Sigh. Here we go. RH used to have one of the nicer royalty rates in the industry (of the big NYC Houses that is. I think a lot of the smaller, ePublishing houses have more aggressive standard rates from what comment posters have mentioned.)

RH’s standard royalty rate was 25% of retail (as opposed to 15% of retail that most houses use).

Now they are moving to 25% of net amount received. A big difference. Now it’s still on par with what industry “standard” tends to be in New York but I’m still disappointed.

From the letter: “The new rates are very much in line with the ebook and digital audio rates being offered today by our major competitors. Previously, Random House’s digital royalties represented a considerable premium over the digital royalties offered by other publishers. As the economics of publishing in digital formats come into clearer focus, we realize we can no longer afford to offer such a rich premium if these businesses are going to mature and become profitable.”

I was tempted to add some commentary in there but refrained. For me, RH’s generous eBook rate gave them a bit of an edge if all other factors were equal. Well, that’s going the way of the dinosaur.

If you are a new author, chances are good you are going to get the industry standard in your first contract (barring crazy auction and publishers throwing around huge pots of money that is). And if you are an established author (with a solid track record that’s building), well then, all royalty rates are negotiable, aren’t they? eBook being just one of the factors to play with in the deal points negotiation.

11 Responses

  1. AstonWest said:

    The worst part about it is, now PublishAmerica has something else to point at and say “See, we’re just like Random House by offering royalties based on net.”

  2. Haste yee back ;-) said:

    What exactly is 25 % of net amount received?

    What expenditures are calculated then substracted from “gross,” (or retail), to yield – net received?

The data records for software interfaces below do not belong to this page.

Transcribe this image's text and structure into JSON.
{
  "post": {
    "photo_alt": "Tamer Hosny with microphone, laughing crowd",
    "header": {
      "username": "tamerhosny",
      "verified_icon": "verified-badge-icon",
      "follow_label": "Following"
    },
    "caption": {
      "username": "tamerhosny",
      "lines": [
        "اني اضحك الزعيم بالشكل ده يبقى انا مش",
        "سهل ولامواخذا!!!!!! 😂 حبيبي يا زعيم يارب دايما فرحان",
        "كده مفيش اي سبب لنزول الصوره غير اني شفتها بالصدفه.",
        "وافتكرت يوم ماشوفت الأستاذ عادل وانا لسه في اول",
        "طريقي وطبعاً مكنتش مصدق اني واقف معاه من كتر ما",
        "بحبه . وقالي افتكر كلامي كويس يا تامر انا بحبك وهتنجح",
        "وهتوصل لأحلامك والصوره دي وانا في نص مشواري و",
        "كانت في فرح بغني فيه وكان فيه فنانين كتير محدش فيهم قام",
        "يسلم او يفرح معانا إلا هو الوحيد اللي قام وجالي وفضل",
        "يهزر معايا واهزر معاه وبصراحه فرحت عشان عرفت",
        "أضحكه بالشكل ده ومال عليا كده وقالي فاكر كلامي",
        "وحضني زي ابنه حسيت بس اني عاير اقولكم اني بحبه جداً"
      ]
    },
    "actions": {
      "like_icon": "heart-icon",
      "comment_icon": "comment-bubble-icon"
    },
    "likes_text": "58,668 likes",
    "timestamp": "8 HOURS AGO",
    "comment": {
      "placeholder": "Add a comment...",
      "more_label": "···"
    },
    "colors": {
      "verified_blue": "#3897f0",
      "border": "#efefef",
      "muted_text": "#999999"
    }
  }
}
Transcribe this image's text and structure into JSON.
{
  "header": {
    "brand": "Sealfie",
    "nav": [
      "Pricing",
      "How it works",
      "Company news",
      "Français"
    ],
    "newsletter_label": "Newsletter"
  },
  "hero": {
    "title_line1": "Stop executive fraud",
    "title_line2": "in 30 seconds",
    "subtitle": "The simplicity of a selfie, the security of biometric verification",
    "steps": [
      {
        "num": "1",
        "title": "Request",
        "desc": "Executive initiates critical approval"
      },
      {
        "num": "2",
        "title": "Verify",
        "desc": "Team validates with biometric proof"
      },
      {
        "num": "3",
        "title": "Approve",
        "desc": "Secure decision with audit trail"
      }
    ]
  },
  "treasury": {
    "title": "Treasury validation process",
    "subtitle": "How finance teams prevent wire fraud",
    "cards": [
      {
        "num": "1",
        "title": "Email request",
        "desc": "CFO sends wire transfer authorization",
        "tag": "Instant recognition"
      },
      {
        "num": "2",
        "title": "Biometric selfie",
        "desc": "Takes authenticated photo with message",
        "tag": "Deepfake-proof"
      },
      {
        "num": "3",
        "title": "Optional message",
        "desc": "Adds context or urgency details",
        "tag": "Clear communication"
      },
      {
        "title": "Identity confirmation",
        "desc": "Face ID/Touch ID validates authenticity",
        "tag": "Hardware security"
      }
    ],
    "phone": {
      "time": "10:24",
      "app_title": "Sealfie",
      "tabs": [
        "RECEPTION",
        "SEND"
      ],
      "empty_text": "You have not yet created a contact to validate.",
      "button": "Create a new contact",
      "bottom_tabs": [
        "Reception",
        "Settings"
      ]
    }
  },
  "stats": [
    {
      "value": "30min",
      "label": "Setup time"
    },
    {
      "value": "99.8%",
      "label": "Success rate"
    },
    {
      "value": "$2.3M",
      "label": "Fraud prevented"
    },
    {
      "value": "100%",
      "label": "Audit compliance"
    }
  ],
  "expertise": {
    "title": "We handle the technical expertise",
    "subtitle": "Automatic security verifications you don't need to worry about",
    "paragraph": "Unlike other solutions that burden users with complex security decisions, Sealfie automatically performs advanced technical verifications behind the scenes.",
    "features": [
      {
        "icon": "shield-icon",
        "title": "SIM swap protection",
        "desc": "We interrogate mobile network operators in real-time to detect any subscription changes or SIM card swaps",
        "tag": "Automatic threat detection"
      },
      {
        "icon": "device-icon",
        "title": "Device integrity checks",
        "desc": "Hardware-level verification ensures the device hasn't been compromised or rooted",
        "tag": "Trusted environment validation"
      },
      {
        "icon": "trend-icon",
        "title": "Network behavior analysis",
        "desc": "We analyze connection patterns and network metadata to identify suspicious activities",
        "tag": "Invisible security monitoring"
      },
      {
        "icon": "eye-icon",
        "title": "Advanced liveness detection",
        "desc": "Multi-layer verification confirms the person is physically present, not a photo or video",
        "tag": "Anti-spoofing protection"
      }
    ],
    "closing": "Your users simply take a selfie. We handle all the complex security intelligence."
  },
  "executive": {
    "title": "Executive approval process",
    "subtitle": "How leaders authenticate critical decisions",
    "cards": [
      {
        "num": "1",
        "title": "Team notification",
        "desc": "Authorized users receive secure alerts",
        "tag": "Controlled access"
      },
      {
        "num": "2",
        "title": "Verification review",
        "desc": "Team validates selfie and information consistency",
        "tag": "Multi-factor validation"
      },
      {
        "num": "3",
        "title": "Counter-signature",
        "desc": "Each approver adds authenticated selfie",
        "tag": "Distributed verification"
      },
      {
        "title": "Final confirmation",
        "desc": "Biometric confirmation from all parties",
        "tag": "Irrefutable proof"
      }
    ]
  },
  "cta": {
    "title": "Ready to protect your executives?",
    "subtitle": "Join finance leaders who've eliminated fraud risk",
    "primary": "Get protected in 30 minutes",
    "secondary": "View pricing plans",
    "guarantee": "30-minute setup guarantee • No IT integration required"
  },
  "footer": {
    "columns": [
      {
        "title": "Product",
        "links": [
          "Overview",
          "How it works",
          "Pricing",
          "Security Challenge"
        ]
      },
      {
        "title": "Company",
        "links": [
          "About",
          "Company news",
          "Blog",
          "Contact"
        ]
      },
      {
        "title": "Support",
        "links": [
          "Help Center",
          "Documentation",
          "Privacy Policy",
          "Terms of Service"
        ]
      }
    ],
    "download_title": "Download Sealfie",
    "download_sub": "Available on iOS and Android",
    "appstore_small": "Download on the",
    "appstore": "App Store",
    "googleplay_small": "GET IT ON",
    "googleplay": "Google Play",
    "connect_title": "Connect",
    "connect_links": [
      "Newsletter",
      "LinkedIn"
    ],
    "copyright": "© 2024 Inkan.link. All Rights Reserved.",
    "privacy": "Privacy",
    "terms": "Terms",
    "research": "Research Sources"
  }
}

    How many publishing house slight-of-hand expenses are in the fine print so that a net received royalty looks like death eatin’ a cracker?

    Haste yee back 😉

  3. Anonymous said:

    What’s the point of publishing eBooks with big publishers if smaller ePublishers offer better royalty rates? It’s not as if online sales depend on established distribution channels and retail outlets.

    If you can take credit cards, you can sell eBooks on the internet.

  4. J.C. Wilder said:

    Small press epubs have always offered a much higher rate than NY. The smaller guys usually start between 35 – 45%.

    I don’t see any compelling reason that NY would have such low rates other than to help their bottom line. When you send a book to print, it’s an electronic file (or it has been in my experience with NY) and that very same file can be converted into the standard ebook formats in less than 1/2 hour.

    So where is the overhead?

  5. Linnea said:

    Any time I see the word, ‘net’, I cringe. They calculate net any way they want and pay you anything they want. Small publishers are looking better and better all the time. I started out with a small publisher and after reading about the average royalties for most writers published by big houses I can do better if I stay put.

  6. Twill said:

    anon 8:42 –

    Because the majors are not publishing *only* the ebook, they are publishing the book, but also putting out an ebook version.

    If it ever gets to the point that ebooks are most of the revenue, then your point might be correct, at least for established authors.

  7. Delle Jacobs said:

    One more reason I’m starting to feel sorry for NY published authors. It’s not bad money in e-publishing these days, and it shows in the way the major publishers are jumping into the field.

    It makes no sense at all that big brick and mortar publishers should have expenses that are several times higher than the pioneering e-publishers, who figured out how to make it nicely profitable for them as well as their authors.